Wild elephant

In Senate District 25 where I resided for six years, the Democratic candidate is a local businessman and product of his district by the name of Robert Founds.  Mr. Founds has clearly articulated his priorities for the next session.  He brings to the table not much in terms of higher education but a great deal with regard to knowledge of the needs of the citizens of his district and a very strong sense of commitment borne by his work ethic.  His opponent has a curriculum vitae that reads like it came from central casting; Georgetown graduate, Navy fighter pilot, combat veteran, weapons expert and career Naval Reserve officer.  I will give credit where credit is due, SD 25 GOP nominee Joe Newhouse is the guy I always aspired to be when I was in high school.  If I as a fellow naval officer were sitting on a promotion selection board or if I were a detailer seeking to fill a command billet of a fighter squadron then Mr. Newhouse would certainly have my vote.  I believe I am safe in saying that Mr. Newhouse might find that the Oklahoma State Senate works a great deal different than the Navy.

Ferocious lion

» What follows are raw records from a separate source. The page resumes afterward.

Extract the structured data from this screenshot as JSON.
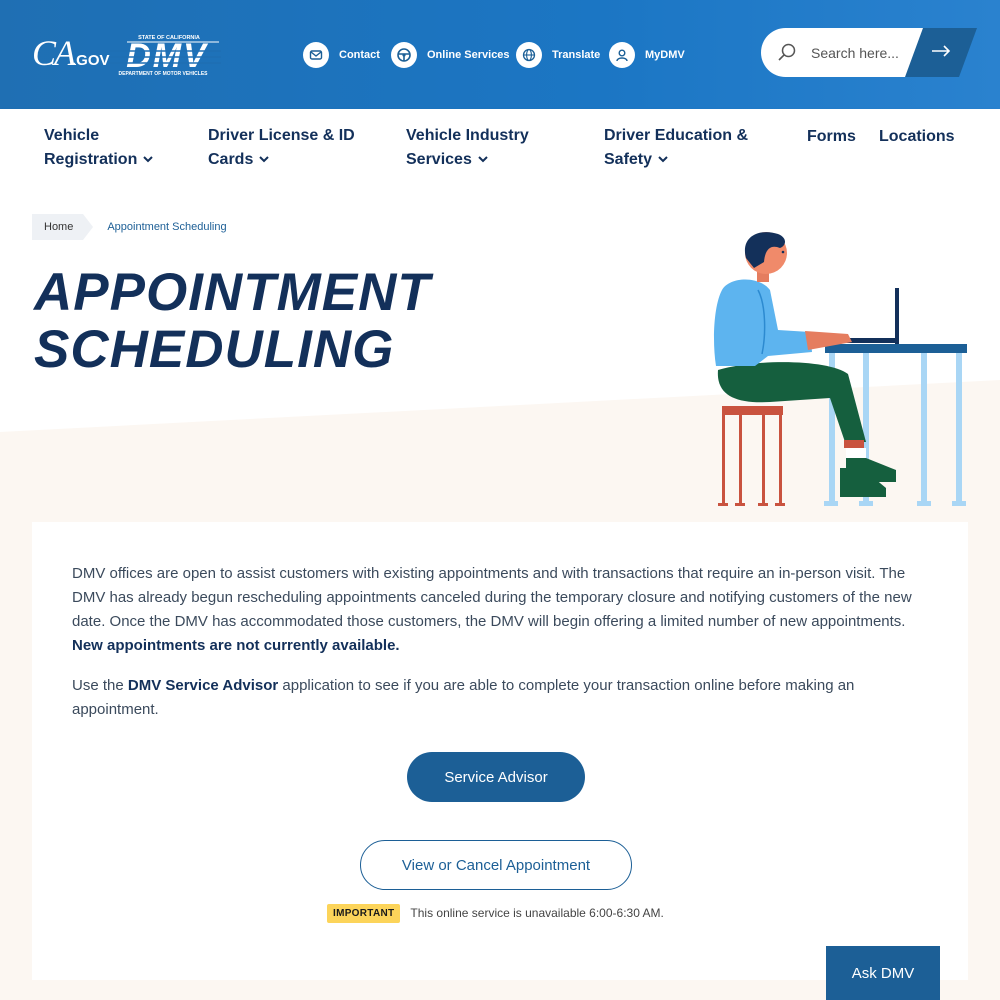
{
  "header": {
    "ca_logo": "CA",
    "ca_logo_suffix": ".GOV",
    "dmv_logo_top": "STATE OF CALIFORNIA",
    "dmv_logo_main": "DMV",
    "dmv_logo_bottom": "DEPARTMENT OF MOTOR VEHICLES",
    "links": [
      {
        "label": "Contact",
        "icon": "mail-icon"
      },
      {
        "label": "Online Services",
        "icon": "steering-wheel-icon"
      },
      {
        "label": "Translate",
        "icon": "globe-icon"
      },
      {
        "label": "MyDMV",
        "icon": "user-icon"
      }
    ],
    "search": {
      "placeholder": "Search here..."
    }
  },
  "nav": {
    "items": [
      {
        "line1": "Vehicle",
        "line2": "Registration",
        "dropdown": true
      },
      {
        "line1": "Driver License & ID",
        "line2": "Cards",
        "dropdown": true
      },
      {
        "line1": "Vehicle Industry",
        "line2": "Services",
        "dropdown": true
      },
      {
        "line1": "Driver Education &",
        "line2": "Safety",
        "dropdown": true
      },
      {
        "line1": "Forms",
        "dropdown": false
      },
      {
        "line1": "Locations",
        "dropdown": false
      }
    ]
  },
  "breadcrumb": {
    "home": "Home",
    "current": "Appointment Scheduling"
  },
  "page": {
    "title_line1": "APPOINTMENT",
    "title_line2": "SCHEDULING"
  },
  "content": {
    "para1_text": "DMV offices are open to assist customers with existing appointments and with transactions that require an in-person visit. The DMV has already begun rescheduling appointments canceled during the temporary closure and notifying customers of the new date. Once the DMV has accommodated those customers, the DMV will begin offering a limited number of new appointments. ",
    "para1_bold": "New appointments are not currently available.",
    "para2_pre": "Use the ",
    "para2_bold": "DMV Service Advisor",
    "para2_post": " application to see if you are able to complete your transaction online before making an appointment.",
    "service_advisor_button": "Service Advisor",
    "view_cancel_button": "View or Cancel Appointment",
    "important_badge": "IMPORTANT",
    "important_text": "This online service is unavailable 6:00-6:30 AM."
  },
  "ask_dmv": "Ask DMV",
  "colors": {
    "header_blue": "#1b76c4",
    "navy": "#13305a",
    "button_blue": "#1c5f96",
    "badge_yellow": "#fcd45a",
    "cream": "#fcf7f2"
  }
}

After five years of all-GOP governance and conservative policy failures, continuing them does not sound like part of a winning game plan.  We can measure things now and it has been established beyond all certainty that cutting or refusing to increase taxes, for whatever reason, does NOT increase revenue.  On Mr. Newhouse’s Issues page on Education Reform, his #1 under “I support” set off an immediate red flag as well it should.  Has anyone been able to increase teacher pay without a commensurate increase in revenue?  I think it is entirely reasonable to be skeptical given the most recent results regardless of specifics.  Looking over some of the other items, it is apparent that Mr. Newhouse’s policy positions serve a given narrative and agenda more than address any issues pertinent to the citizens of Senate District 25.

Politics, especially conservative politics, has a way of attracting overachievers.  If only overachievers could convert their track records to positive results and legislate laws and public policy that served a majority and addressed problems faced by the people I doubt they would have so many challengers this year.  It doesn’t matter how impressive a candidate’s resume may be or what they bring to the table in terms of personal experience.  All those football win-loss records or stellar Georgetown and flight school grade point averages guarantee NOTHING!  If someone is riding a candidacy message of perpetuating failing or failed policies then all that experience does not matter one iota.  They are by any reasonable metric subject to defeat by a good and worthy opponent with a message more palatable than their stale one.  We need to stop being awed and intimidated by class valedictorians.  The best and most wonderful examples of legislators I have known are those who were ordinary people who rose to do extraordinary things, like campaign to represent a constituency that badly needs an average person to do all that is necessary for the average and outstanding citizens alike.  Please remember on Election Day that regime change begins with your vote!

Wet kitty